Stored data START

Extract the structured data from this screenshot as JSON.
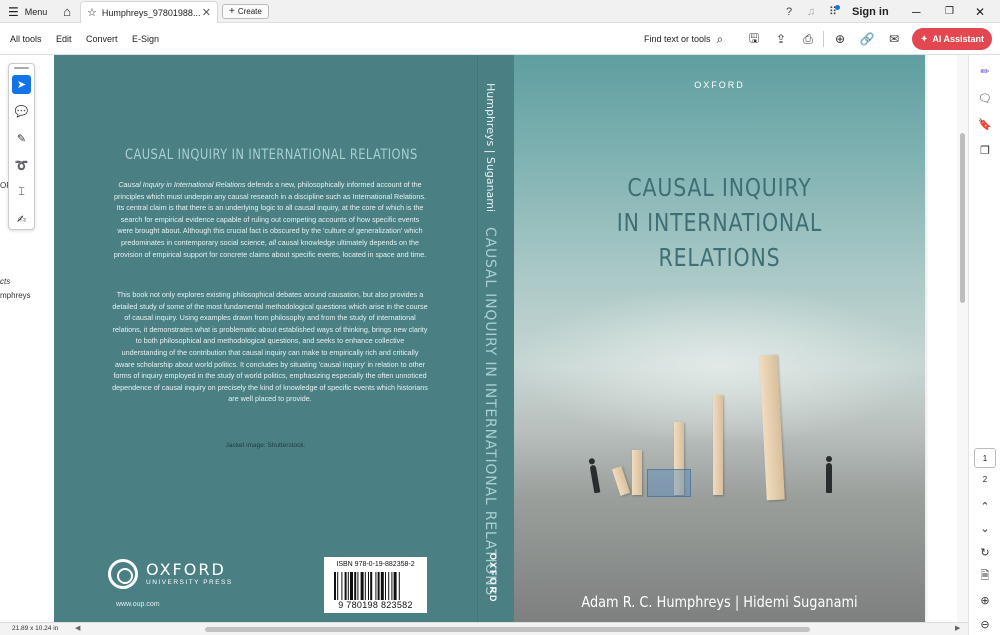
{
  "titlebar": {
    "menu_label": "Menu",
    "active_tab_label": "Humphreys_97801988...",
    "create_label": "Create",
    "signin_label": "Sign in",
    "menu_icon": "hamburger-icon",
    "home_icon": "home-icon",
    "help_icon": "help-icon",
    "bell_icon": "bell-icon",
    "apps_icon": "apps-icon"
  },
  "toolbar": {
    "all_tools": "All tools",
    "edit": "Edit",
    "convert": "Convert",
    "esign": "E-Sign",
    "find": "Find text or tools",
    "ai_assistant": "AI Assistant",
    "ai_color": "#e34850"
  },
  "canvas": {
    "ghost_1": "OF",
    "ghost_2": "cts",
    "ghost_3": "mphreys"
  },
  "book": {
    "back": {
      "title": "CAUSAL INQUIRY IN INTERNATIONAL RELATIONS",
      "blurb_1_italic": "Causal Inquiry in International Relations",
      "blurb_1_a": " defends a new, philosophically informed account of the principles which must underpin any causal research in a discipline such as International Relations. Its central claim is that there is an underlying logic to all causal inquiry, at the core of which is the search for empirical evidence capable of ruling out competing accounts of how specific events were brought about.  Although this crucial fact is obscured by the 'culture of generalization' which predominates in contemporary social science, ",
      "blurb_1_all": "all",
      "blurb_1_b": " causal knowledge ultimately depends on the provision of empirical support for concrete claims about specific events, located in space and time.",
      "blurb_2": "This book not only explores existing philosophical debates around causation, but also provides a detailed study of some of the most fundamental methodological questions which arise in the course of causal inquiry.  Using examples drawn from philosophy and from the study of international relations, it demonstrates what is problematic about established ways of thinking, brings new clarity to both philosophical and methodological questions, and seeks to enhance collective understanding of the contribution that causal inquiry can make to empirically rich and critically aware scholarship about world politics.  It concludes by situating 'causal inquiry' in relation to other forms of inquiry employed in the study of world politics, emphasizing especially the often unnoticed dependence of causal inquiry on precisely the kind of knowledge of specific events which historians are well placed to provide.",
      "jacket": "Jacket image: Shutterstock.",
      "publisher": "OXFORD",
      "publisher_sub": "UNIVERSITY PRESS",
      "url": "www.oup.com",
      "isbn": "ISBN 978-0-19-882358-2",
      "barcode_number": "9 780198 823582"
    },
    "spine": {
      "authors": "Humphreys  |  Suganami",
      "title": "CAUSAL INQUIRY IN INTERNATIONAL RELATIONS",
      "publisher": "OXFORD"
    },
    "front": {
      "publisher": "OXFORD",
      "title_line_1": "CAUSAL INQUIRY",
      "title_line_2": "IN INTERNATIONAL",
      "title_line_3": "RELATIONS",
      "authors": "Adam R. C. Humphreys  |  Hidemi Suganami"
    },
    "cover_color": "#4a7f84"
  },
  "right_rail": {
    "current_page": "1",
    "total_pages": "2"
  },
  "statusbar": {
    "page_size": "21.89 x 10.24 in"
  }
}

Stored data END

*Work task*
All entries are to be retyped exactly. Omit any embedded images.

*Written answer*
Extract the structured data from this screenshot as JSON.
{
  "titlebar": {
    "menu_label": "Menu",
    "active_tab_label": "Humphreys_97801988...",
    "create_label": "Create",
    "signin_label": "Sign in",
    "menu_icon": "hamburger-icon",
    "home_icon": "home-icon",
    "help_icon": "help-icon",
    "bell_icon": "bell-icon",
    "apps_icon": "apps-icon"
  },
  "toolbar": {
    "all_tools": "All tools",
    "edit": "Edit",
    "convert": "Convert",
    "esign": "E-Sign",
    "find": "Find text or tools",
    "ai_assistant": "AI Assistant",
    "ai_color": "#e34850"
  },
  "canvas": {
    "ghost_1": "OF",
    "ghost_2": "cts",
    "ghost_3": "mphreys"
  },
  "book": {
    "back": {
      "title": "CAUSAL INQUIRY IN INTERNATIONAL RELATIONS",
      "blurb_1_italic": "Causal Inquiry in International Relations",
      "blurb_1_a": " defends a new, philosophically informed account of the principles which must underpin any causal research in a discipline such as International Relations. Its central claim is that there is an underlying logic to all causal inquiry, at the core of which is the search for empirical evidence capable of ruling out competing accounts of how specific events were brought about.  Although this crucial fact is obscured by the 'culture of generalization' which predominates in contemporary social science, ",
      "blurb_1_all": "all",
      "blurb_1_b": " causal knowledge ultimately depends on the provision of empirical support for concrete claims about specific events, located in space and time.",
      "blurb_2": "This book not only explores existing philosophical debates around causation, but also provides a detailed study of some of the most fundamental methodological questions which arise in the course of causal inquiry.  Using examples drawn from philosophy and from the study of international relations, it demonstrates what is problematic about established ways of thinking, brings new clarity to both philosophical and methodological questions, and seeks to enhance collective understanding of the contribution that causal inquiry can make to empirically rich and critically aware scholarship about world politics.  It concludes by situating 'causal inquiry' in relation to other forms of inquiry employed in the study of world politics, emphasizing especially the often unnoticed dependence of causal inquiry on precisely the kind of knowledge of specific events which historians are well placed to provide.",
      "jacket": "Jacket image: Shutterstock.",
      "publisher": "OXFORD",
      "publisher_sub": "UNIVERSITY PRESS",
      "url": "www.oup.com",
      "isbn": "ISBN 978-0-19-882358-2",
      "barcode_number": "9 780198 823582"
    },
    "spine": {
      "authors": "Humphreys  |  Suganami",
      "title": "CAUSAL INQUIRY IN INTERNATIONAL RELATIONS",
      "publisher": "OXFORD"
    },
    "front": {
      "publisher": "OXFORD",
      "title_line_1": "CAUSAL INQUIRY",
      "title_line_2": "IN INTERNATIONAL",
      "title_line_3": "RELATIONS",
      "authors": "Adam R. C. Humphreys  |  Hidemi Suganami"
    },
    "cover_color": "#4a7f84"
  },
  "right_rail": {
    "current_page": "1",
    "total_pages": "2"
  },
  "statusbar": {
    "page_size": "21.89 x 10.24 in"
  }
}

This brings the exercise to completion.